◆ PROBLEM TO WORK ON
Copy each line below that has "remote".

══════════════════════════════

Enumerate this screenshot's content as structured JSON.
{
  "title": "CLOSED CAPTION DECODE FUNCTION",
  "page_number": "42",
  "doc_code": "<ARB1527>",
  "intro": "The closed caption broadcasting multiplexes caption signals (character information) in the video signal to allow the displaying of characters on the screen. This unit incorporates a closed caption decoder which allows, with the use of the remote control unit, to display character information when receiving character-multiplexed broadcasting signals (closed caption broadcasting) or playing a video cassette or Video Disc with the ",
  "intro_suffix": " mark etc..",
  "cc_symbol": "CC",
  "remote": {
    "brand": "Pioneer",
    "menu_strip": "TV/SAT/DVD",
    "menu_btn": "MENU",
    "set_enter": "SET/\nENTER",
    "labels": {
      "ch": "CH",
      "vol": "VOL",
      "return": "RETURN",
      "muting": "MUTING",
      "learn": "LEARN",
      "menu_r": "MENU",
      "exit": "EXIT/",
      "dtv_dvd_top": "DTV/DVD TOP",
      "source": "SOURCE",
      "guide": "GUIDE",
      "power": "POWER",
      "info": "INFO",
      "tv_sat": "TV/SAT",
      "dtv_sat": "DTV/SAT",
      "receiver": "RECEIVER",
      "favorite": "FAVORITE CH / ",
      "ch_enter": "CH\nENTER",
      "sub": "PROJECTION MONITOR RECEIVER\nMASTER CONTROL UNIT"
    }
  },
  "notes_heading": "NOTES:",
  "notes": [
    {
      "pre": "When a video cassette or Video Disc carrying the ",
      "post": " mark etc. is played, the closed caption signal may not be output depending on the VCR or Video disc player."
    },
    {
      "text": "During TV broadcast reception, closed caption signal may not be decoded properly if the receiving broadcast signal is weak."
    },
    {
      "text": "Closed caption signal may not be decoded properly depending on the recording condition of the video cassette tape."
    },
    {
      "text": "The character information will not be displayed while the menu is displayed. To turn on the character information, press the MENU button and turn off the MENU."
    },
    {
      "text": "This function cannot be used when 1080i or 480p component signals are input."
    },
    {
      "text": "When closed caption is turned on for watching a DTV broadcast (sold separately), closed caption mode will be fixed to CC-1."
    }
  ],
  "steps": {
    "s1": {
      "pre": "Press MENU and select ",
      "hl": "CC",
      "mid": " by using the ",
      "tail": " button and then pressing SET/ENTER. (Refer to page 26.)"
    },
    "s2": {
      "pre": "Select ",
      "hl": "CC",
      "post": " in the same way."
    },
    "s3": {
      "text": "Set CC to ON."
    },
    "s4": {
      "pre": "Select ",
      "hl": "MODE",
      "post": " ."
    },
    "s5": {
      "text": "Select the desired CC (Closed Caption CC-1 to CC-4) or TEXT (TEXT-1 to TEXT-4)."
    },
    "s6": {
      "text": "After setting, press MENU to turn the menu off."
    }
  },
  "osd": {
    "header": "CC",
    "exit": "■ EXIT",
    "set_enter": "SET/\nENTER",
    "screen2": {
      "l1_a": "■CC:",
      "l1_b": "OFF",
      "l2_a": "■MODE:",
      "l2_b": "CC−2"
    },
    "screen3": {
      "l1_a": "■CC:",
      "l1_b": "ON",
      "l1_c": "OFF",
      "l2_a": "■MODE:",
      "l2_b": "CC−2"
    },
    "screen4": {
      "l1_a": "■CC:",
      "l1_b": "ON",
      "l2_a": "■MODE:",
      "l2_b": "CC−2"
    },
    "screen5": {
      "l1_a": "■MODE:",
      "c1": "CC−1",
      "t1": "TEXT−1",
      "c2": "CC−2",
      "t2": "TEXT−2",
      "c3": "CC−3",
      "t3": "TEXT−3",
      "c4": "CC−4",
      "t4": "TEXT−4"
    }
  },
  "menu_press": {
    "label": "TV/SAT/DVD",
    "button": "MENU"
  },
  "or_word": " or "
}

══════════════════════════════

◆ RESPONSE TO THE EXERCISE
  "intro": "The closed caption broadcasting multiplexes caption signals (character information) in the video signal to allow the displaying of characters on the screen. This unit incorporates a closed caption decoder which allows, with the use of the remote control unit, to display character information when receiving character-multiplexed broadcasting signals (closed caption broadcasting) or playing a video cassette or Video Disc with the ",
  "remote": {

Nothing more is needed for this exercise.